I am extremely grateful to the CHEST Foundation for the honor and privilege of receiving the CHEST Foundation Research Grant in Nontuberculous Mycobacteria Diseases in addition to a CHEST Foundation Travel Grant to be able to attend the CHEST Annual Meeting 2017 in Toronto, Canada.
Firstly, it was such a special honor to receive recognition from the CHEST Foundation for my proposed research project to develop blood-based diagnostics for nontuberculous mycobacteria (NTM). As an early career investigator, this award provides great encouragement and motivation to keep advancing science and aiming for excellence. Following the conference, I looked forward to returning to both the lab and the clinic to continue these research endeavors, which I hope will help physicians provide better care for patients with pulmonary NTM.
This was my first time attending the CHEST Annual Meeting, and I was very impressed with the breadth of the programming and the depth of the discussions. As my research focuses on mycobacteria, I enjoyed the presentation of difficult cases of NTM, in which it was apparent that the panelists had different opinions and management styles regarding how to approach these challenging cases. I enjoyed the opportunity to attend sessions related to my research as well as updates outside of my direct research area but related to my clinical work or other interests.
Despite a wide range of events and large number of attendees, I was pleased to learn that the meeting had an intimate feel. Many of the sessions that I attended had a relaxed ambiance that invited commentary and debate, which made for a more lively experience. In particular, the pro-con debate style of some sessions was quite enjoyable. I found the debate on whether it is better for pulmonologists or cardiologists to manage patients in a coronary care unit entertaining.
One event at CHEST 2017 that I will never forget is the keynote address given by John O’Leary as he recounted his childhood trauma of sustaining life-threatening burns to his body and subsequent critical care that put him on the path toward recovery. In my own practice when I take care of patients in the medical intensive care unit, I so rarely get to learn how their lives and stories unfold after they are transitioned out of the ICU.
The way that he recounted his life story was touching, inspiring, and heartfelt. His gratitude for the care he received from all members of the health-care team, including the custodial staff, was truly astonishing. At the end of his keynote, when he played “The Scientist” by Coldplay on the piano, there was not a dry eye in the auditorium. It was the perfect way, both in deed and in message, to celebrate overcoming obstacles and cherishing life.
Beyond the programmed content, I greatly enjoyed the opportunity to network and meet other CHEST attendees in informal sessions. It was an honor to attend the CHEST Foundation Breakfast of Champions where I had the privilege of meeting Dr. Mike Nelson.
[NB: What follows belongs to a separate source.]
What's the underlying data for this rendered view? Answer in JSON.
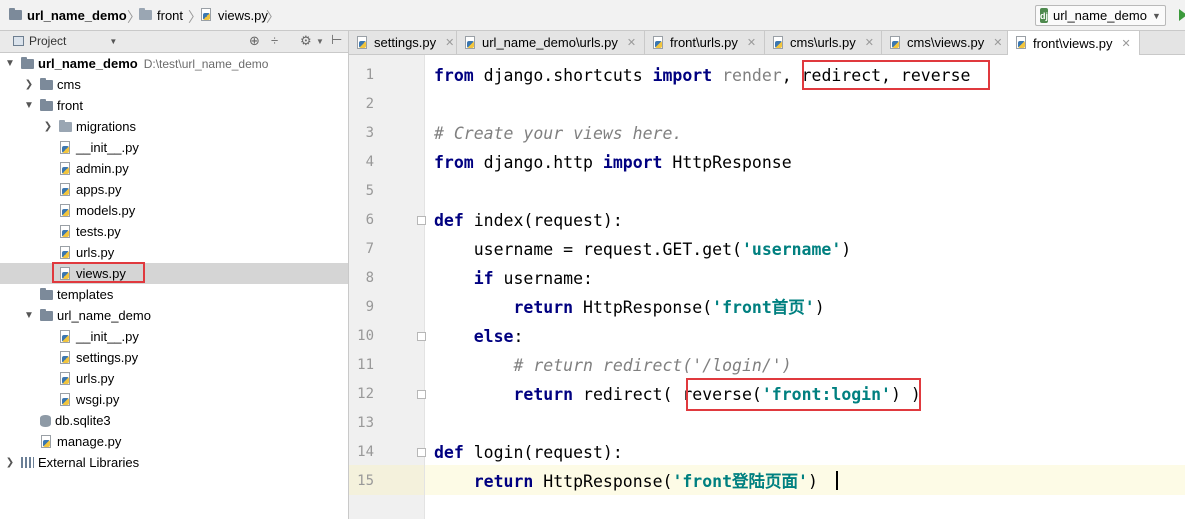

I was charmed by Dr. Nelson’s down-to-earth and approachable nature. I greatly appreciate his candor regarding the excitement but also the challenges that an early career scientist faces. He provided thoughtful and personalized career advice in how to succeed as a young investigator and also in how to build a successful clinical pulmonology practice.
I look forward to attending the CHEST Annual Meeting on a more regular basis; and in retrospect, I am disappointed that I missed out on attending CHEST annual meetings in previous years. Given the numerous opportunities for both clinical and professional development provided at the meeting, I would advise current pulmonary and critical care fellows to rearrange their schedules to attend the CHEST Annual Meeting during their fellowship. See you at CHEST 2018 in San Antonio, Texas!